Your goal:
Please retype all the data below exactly, line for line.

Dataset rows describing interfaces

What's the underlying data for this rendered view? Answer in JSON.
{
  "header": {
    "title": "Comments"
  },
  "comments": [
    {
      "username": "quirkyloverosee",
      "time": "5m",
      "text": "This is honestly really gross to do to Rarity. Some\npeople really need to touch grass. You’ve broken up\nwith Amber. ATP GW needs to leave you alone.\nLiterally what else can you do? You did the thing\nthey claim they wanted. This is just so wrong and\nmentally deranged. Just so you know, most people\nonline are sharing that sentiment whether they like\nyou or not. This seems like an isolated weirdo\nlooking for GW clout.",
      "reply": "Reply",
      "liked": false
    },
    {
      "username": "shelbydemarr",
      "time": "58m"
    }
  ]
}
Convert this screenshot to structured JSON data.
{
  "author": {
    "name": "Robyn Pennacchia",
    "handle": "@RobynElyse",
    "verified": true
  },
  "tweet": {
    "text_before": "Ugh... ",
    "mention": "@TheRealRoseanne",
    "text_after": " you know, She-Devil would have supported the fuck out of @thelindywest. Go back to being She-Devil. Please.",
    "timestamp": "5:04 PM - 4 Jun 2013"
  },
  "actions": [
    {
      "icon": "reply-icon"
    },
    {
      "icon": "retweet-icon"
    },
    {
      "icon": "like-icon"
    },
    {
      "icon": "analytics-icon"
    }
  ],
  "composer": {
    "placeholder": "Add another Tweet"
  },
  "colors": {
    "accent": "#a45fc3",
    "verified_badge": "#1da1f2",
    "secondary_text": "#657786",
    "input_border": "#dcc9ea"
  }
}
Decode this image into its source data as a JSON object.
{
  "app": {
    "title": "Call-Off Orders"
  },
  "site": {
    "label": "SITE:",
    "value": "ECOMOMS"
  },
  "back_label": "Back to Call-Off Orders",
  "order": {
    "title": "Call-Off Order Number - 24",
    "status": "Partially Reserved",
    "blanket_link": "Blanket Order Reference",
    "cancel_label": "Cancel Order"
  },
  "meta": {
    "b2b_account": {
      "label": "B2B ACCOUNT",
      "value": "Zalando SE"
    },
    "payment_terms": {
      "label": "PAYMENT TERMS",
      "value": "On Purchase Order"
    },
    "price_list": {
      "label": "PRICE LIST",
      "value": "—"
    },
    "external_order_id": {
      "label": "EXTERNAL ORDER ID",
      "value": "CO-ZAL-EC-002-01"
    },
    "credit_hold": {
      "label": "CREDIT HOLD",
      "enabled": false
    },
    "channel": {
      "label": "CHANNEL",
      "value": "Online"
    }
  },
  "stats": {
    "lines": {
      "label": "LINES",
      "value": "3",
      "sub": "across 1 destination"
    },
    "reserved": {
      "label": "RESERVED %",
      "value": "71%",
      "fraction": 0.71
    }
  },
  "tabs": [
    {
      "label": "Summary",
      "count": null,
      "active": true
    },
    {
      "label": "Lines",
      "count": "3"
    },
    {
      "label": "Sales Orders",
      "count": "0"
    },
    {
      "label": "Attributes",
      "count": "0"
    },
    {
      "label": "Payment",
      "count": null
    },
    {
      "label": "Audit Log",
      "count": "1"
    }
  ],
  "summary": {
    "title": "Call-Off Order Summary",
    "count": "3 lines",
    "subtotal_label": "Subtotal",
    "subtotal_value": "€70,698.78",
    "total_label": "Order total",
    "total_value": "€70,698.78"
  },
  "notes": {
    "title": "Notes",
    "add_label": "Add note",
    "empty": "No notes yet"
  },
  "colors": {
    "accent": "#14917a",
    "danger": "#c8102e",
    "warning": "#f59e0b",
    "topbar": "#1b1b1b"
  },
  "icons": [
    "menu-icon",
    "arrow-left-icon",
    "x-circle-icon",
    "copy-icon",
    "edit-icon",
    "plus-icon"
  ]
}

Task result:
What's the underlying data for this rendered view? Answer in JSON.
{
  "header": {
    "title": "Comments"
  },
  "comments": [
    {
      "username": "quirkyloverosee",
      "time": "5m",
      "text": "This is honestly really gross to do to Rarity. Some\npeople really need to touch grass. You’ve broken up\nwith Amber. ATP GW needs to leave you alone.\nLiterally what else can you do? You did the thing\nthey claim they wanted. This is just so wrong and\nmentally deranged. Just so you know, most people\nonline are sharing that sentiment whether they like\nyou or not. This seems like an isolated weirdo\nlooking for GW clout.",
      "reply": "Reply",
      "liked": false
    },
    {
      "username": "shelbydemarr",
      "time": "58m"
    }
  ]
}
Convert this screenshot to structured JSON data.
{
  "author": {
    "name": "Robyn Pennacchia",
    "handle": "@RobynElyse",
    "verified": true
  },
  "tweet": {
    "text_before": "Ugh... ",
    "mention": "@TheRealRoseanne",
    "text_after": " you know, She-Devil would have supported the fuck out of @thelindywest. Go back to being She-Devil. Please.",
    "timestamp": "5:04 PM - 4 Jun 2013"
  },
  "actions": [
    {
      "icon": "reply-icon"
    },
    {
      "icon": "retweet-icon"
    },
    {
      "icon": "like-icon"
    },
    {
      "icon": "analytics-icon"
    }
  ],
  "composer": {
    "placeholder": "Add another Tweet"
  },
  "colors": {
    "accent": "#a45fc3",
    "verified_badge": "#1da1f2",
    "secondary_text": "#657786",
    "input_border": "#dcc9ea"
  }
}
Decode this image into its source data as a JSON object.
{
  "app": {
    "title": "Call-Off Orders"
  },
  "site": {
    "label": "SITE:",
    "value": "ECOMOMS"
  },
  "back_label": "Back to Call-Off Orders",
  "order": {
    "title": "Call-Off Order Number - 24",
    "status": "Partially Reserved",
    "blanket_link": "Blanket Order Reference",
    "cancel_label": "Cancel Order"
  },
  "meta": {
    "b2b_account": {
      "label": "B2B ACCOUNT",
      "value": "Zalando SE"
    },
    "payment_terms": {
      "label": "PAYMENT TERMS",
      "value": "On Purchase Order"
    },
    "price_list": {
      "label": "PRICE LIST",
      "value": "—"
    },
    "external_order_id": {
      "label": "EXTERNAL ORDER ID",
      "value": "CO-ZAL-EC-002-01"
    },
    "credit_hold": {
      "label": "CREDIT HOLD",
      "enabled": false
    },
    "channel": {
      "label": "CHANNEL",
      "value": "Online"
    }
  },
  "stats": {
    "lines": {
      "label": "LINES",
      "value": "3",
      "sub": "across 1 destination"
    },
    "reserved": {
      "label": "RESERVED %",
      "value": "71%",
      "fraction": 0.71
    }
  },
  "tabs": [
    {
      "label": "Summary",
      "count": null,
      "active": true
    },
    {
      "label": "Lines",
      "count": "3"
    },
    {
      "label": "Sales Orders",
      "count": "0"
    },
    {
      "label": "Attributes",
      "count": "0"
    },
    {
      "label": "Payment",
      "count": null
    },
    {
      "label": "Audit Log",
      "count": "1"
    }
  ],
  "summary": {
    "title": "Call-Off Order Summary",
    "count": "3 lines",
    "subtotal_label": "Subtotal",
    "subtotal_value": "€70,698.78",
    "total_label": "Order total",
    "total_value": "€70,698.78"
  },
  "notes": {
    "title": "Notes",
    "add_label": "Add note",
    "empty": "No notes yet"
  },
  "colors": {
    "accent": "#14917a",
    "danger": "#c8102e",
    "warning": "#f59e0b",
    "topbar": "#1b1b1b"
  },
  "icons": [
    "menu-icon",
    "arrow-left-icon",
    "x-circle-icon",
    "copy-icon",
    "edit-icon",
    "plus-icon"
  ]
}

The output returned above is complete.